So, over many years & many projects, I have developed (and continue to develop) a quick and easy process to get the obvious features into a list early in the engagement _ but in a way that cries out for stakeholders to get stuck in and evolve it. Feel free to adapt it to your needs – you can use it to impress stakeholders with your speed of delivery!
I begin with a spreadsheet. Column A is for the features, defined almost as if they were orders or instructions (e.g. ‘reset my password’). Each column after that represents a different User Type. For example, Customer, Driver & Vendor. At each intersection of feature & user type, I add an ‘X’ if that user type should have that feature. I tend to get a bit carried away but usually remember to limit myself. It’s very easy to end up with over a hundred cells with an ‘X’ in them… without even thinking about it. That many rows & Xs will only scare stakeholders away resulting in TL:DR (“Too Long: Didn’t Read”).
It might be easier to understand what I mean if you can see it rather than just read about it… I’ve uploaded a contrived example to illustrate:
If you open the file linked here, you will see that the first column defines the features (one per row) and three subsequent columns are for three different user types. Wherever a user might potentially have access to a given feature, I add an ‘X’. I then add a formula in a separate worksheet (but have added it in cell F3 for this contrived example) that automatically generates a User Story (for Agile projects) or a conventional requirement for waterfall projects. The formula for the contrived (Agile) example looks like this:
=IF(B3=”x”, CONCATENATE(“As a “, B$2, ” I want to “, $A3), “”)
I then copy this down the rows of a column per user type. It immediately and automatically generates User Stories in the generic Agile format. More importantly, as you add and remove privileges for different user types, it adds & removes user stories automatically. You can see an example in this screenshot:
Once the stakeholders get hold of the spreadsheet, they generally understand it very, very quickly and I then let them add their own rows (features). Eventually, I gather them, merge them and then convene a session to review and finalise.
Eventually, I export the spreadsheets as CSV files and, with a tiny bit of find-and-replace, I have a few hundred user stories in a CSV format that can be easily imported into Jira (for example). These then become the test suite for the UAT phase and, since they’re in a simple spreadsheet, they’re easy to read & manage.

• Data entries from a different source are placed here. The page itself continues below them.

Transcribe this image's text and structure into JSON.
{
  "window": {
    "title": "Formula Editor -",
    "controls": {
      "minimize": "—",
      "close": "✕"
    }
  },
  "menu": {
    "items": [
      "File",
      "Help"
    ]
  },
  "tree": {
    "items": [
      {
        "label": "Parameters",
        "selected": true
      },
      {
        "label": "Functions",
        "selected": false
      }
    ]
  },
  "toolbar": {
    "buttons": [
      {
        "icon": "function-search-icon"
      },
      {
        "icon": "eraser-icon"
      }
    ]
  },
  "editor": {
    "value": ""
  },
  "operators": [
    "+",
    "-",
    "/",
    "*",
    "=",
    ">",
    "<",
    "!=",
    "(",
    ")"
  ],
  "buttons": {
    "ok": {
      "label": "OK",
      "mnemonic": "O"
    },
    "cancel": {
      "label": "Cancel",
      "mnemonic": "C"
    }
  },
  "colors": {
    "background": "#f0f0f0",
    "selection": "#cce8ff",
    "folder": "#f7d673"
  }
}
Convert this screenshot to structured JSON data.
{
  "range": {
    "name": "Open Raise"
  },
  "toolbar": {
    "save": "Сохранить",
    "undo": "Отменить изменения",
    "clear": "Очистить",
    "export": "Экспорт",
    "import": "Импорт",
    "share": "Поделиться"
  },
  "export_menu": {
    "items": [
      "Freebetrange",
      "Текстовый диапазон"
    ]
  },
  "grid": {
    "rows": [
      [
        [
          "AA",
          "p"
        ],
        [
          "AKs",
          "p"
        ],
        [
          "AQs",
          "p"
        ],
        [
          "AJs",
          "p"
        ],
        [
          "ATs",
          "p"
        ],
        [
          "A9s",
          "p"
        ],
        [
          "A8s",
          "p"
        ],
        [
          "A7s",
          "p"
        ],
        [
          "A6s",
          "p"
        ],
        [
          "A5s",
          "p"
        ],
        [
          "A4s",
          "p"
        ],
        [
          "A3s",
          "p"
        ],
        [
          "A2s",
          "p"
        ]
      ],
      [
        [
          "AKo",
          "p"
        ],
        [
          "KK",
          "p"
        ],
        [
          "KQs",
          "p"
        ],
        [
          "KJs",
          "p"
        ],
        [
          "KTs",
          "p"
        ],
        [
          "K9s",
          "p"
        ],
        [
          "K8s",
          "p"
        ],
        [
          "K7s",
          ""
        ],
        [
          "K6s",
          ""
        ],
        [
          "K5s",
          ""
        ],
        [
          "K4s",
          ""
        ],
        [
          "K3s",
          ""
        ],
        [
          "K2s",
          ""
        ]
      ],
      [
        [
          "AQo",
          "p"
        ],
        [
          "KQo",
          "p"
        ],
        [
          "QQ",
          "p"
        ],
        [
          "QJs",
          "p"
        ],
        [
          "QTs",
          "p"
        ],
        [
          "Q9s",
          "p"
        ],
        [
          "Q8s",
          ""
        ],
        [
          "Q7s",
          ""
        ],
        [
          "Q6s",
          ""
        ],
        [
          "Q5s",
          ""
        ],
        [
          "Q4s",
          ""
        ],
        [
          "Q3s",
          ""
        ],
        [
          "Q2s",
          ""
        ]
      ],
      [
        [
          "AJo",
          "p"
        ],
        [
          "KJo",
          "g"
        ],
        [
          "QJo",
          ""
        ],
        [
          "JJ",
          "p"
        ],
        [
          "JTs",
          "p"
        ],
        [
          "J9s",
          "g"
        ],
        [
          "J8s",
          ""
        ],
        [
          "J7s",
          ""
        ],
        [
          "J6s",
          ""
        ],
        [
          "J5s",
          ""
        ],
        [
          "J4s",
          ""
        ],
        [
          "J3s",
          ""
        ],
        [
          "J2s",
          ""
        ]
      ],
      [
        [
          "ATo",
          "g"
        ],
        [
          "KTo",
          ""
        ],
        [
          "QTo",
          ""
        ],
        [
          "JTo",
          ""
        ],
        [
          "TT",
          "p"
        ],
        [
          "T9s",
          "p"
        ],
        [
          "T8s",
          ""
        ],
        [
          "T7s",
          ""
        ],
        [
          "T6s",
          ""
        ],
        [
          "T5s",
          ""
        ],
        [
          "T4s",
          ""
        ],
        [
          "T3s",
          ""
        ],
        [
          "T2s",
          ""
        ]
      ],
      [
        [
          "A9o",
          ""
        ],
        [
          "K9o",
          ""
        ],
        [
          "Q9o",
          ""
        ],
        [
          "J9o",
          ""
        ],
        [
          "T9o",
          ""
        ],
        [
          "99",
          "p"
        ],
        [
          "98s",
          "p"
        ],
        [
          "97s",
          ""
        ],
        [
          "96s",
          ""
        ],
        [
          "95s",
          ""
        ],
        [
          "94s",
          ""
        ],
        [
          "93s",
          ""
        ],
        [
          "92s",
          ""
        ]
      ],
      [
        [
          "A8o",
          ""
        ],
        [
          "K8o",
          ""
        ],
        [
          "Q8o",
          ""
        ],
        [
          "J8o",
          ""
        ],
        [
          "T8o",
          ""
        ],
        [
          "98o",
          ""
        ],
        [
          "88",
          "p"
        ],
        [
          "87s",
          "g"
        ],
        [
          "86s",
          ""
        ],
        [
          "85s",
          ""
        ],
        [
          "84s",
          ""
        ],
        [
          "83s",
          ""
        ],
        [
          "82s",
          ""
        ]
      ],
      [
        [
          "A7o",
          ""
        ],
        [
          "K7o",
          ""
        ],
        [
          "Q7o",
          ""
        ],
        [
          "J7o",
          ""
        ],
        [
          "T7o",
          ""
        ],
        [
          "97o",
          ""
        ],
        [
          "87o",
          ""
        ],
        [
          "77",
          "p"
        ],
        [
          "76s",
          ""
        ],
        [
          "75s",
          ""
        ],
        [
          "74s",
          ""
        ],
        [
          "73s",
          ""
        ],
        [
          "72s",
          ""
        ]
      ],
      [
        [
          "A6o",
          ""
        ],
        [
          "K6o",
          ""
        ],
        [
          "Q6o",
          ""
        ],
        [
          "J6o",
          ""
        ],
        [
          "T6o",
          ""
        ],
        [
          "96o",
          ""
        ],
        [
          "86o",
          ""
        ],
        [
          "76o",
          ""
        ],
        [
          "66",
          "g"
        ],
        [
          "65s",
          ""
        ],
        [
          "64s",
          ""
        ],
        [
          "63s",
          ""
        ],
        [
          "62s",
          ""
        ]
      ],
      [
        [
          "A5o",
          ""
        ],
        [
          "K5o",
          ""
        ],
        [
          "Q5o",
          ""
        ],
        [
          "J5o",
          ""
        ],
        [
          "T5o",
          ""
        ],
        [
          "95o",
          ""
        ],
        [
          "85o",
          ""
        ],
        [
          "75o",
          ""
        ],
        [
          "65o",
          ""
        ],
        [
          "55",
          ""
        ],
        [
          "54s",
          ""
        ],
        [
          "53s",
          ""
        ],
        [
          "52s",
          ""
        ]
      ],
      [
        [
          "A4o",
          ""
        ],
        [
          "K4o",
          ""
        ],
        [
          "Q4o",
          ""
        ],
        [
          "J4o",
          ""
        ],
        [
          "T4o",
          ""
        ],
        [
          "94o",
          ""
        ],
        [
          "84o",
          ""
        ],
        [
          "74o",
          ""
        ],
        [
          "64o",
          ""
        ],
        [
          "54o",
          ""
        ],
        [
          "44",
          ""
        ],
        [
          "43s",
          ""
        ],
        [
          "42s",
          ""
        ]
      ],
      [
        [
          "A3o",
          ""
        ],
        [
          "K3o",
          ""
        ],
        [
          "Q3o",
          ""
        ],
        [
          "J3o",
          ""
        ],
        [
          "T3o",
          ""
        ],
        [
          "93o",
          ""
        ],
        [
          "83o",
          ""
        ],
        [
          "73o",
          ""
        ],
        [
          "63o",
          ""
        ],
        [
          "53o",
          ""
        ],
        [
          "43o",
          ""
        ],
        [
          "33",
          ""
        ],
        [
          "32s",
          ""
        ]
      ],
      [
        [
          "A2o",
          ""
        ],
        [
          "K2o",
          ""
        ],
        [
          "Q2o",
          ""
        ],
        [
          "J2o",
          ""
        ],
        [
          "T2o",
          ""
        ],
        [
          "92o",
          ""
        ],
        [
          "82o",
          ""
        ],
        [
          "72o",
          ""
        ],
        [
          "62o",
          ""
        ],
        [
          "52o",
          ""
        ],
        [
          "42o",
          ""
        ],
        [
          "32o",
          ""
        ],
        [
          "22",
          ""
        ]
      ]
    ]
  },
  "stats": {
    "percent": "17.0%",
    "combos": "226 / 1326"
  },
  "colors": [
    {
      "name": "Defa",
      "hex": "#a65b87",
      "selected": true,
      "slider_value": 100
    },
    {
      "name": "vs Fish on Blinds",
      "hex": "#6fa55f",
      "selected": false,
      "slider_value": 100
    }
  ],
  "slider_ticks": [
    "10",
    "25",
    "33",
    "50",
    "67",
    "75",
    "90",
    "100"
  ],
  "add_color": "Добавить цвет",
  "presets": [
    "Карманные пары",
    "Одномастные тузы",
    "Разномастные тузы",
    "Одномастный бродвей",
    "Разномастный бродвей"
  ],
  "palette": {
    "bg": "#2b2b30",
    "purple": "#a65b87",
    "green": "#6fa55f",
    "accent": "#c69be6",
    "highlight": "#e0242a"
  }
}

In a more mature environment, where stakeholders are accustomed to this methodology, I sometimes mix it up by adding a priority row to the spreadsheet. Each stakeholder adds a 1 to 10 value. I average these values when I merge the returned spreadsheets and I end up with a first-pass at a prioritized backlog and a guaranteed discussion-starter when stakeholders are (finally) able to get together.